→ **PROBLEM**
Without leaving out a single line, copy the records exactly.

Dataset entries
..............................

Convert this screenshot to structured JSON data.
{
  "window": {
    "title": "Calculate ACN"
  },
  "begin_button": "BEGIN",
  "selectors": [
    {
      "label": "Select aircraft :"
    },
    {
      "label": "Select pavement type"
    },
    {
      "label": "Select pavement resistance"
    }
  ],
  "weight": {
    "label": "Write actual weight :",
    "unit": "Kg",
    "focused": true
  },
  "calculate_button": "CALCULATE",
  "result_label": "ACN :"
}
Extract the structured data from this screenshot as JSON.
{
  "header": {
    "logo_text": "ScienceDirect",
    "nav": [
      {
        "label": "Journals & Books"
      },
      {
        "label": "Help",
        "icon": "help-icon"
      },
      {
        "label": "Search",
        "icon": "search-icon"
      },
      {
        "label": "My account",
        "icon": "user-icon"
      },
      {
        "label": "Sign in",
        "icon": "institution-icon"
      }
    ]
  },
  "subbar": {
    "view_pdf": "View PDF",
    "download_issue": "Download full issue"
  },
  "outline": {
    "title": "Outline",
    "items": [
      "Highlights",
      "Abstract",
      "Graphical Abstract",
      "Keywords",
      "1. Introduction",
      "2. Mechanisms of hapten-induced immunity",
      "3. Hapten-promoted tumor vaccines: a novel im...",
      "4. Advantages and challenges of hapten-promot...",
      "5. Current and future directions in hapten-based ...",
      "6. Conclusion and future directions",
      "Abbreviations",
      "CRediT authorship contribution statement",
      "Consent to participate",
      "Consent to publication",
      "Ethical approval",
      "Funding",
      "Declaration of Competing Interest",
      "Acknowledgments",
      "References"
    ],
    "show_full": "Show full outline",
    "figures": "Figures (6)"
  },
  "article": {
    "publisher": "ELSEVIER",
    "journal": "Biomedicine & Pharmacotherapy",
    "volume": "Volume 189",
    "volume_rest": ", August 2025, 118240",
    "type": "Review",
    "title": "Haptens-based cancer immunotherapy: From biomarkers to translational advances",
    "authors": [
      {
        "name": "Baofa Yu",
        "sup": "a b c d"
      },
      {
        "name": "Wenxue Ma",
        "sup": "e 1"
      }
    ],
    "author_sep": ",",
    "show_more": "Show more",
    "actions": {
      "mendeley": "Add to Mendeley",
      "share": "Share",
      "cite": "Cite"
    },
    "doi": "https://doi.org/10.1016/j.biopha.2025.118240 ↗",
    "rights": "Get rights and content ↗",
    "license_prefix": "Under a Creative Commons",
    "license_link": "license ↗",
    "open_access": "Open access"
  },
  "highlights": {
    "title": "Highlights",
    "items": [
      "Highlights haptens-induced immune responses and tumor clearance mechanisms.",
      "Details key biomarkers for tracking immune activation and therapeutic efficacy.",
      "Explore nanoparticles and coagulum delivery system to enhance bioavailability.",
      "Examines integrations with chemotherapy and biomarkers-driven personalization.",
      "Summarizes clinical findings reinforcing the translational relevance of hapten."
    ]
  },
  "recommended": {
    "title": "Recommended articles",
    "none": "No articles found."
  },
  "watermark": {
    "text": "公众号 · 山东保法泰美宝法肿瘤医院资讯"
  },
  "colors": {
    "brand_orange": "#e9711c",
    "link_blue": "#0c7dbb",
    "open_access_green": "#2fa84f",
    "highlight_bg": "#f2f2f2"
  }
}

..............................

→ **OUTPUT**
Convert this screenshot to structured JSON data.
{
  "window": {
    "title": "Calculate ACN"
  },
  "begin_button": "BEGIN",
  "selectors": [
    {
      "label": "Select aircraft :"
    },
    {
      "label": "Select pavement type"
    },
    {
      "label": "Select pavement resistance"
    }
  ],
  "weight": {
    "label": "Write actual weight :",
    "unit": "Kg",
    "focused": true
  },
  "calculate_button": "CALCULATE",
  "result_label": "ACN :"
}
Extract the structured data from this screenshot as JSON.
{
  "header": {
    "logo_text": "ScienceDirect",
    "nav": [
      {
        "label": "Journals & Books"
      },
      {
        "label": "Help",
        "icon": "help-icon"
      },
      {
        "label": "Search",
        "icon": "search-icon"
      },
      {
        "label": "My account",
        "icon": "user-icon"
      },
      {
        "label": "Sign in",
        "icon": "institution-icon"
      }
    ]
  },
  "subbar": {
    "view_pdf": "View PDF",
    "download_issue": "Download full issue"
  },
  "outline": {
    "title": "Outline",
    "items": [
      "Highlights",
      "Abstract",
      "Graphical Abstract",
      "Keywords",
      "1. Introduction",
      "2. Mechanisms of hapten-induced immunity",
      "3. Hapten-promoted tumor vaccines: a novel im...",
      "4. Advantages and challenges of hapten-promot...",
      "5. Current and future directions in hapten-based ...",
      "6. Conclusion and future directions",
      "Abbreviations",
      "CRediT authorship contribution statement",
      "Consent to participate",
      "Consent to publication",
      "Ethical approval",
      "Funding",
      "Declaration of Competing Interest",
      "Acknowledgments",
      "References"
    ],
    "show_full": "Show full outline",
    "figures": "Figures (6)"
  },
  "article": {
    "publisher": "ELSEVIER",
    "journal": "Biomedicine & Pharmacotherapy",
    "volume": "Volume 189",
    "volume_rest": ", August 2025, 118240",
    "type": "Review",
    "title": "Haptens-based cancer immunotherapy: From biomarkers to translational advances",
    "authors": [
      {
        "name": "Baofa Yu",
        "sup": "a b c d"
      },
      {
        "name": "Wenxue Ma",
        "sup": "e 1"
      }
    ],
    "author_sep": ",",
    "show_more": "Show more",
    "actions": {
      "mendeley": "Add to Mendeley",
      "share": "Share",
      "cite": "Cite"
    },
    "doi": "https://doi.org/10.1016/j.biopha.2025.118240 ↗",
    "rights": "Get rights and content ↗",
    "license_prefix": "Under a Creative Commons",
    "license_link": "license ↗",
    "open_access": "Open access"
  },
  "highlights": {
    "title": "Highlights",
    "items": [
      "Highlights haptens-induced immune responses and tumor clearance mechanisms.",
      "Details key biomarkers for tracking immune activation and therapeutic efficacy.",
      "Explore nanoparticles and coagulum delivery system to enhance bioavailability.",
      "Examines integrations with chemotherapy and biomarkers-driven personalization.",
      "Summarizes clinical findings reinforcing the translational relevance of hapten."
    ]
  },
  "recommended": {
    "title": "Recommended articles",
    "none": "No articles found."
  },
  "watermark": {
    "text": "公众号 · 山东保法泰美宝法肿瘤医院资讯"
  },
  "colors": {
    "brand_orange": "#e9711c",
    "link_blue": "#0c7dbb",
    "open_access_green": "#2fa84f",
    "highlight_bg": "#f2f2f2"
  }
}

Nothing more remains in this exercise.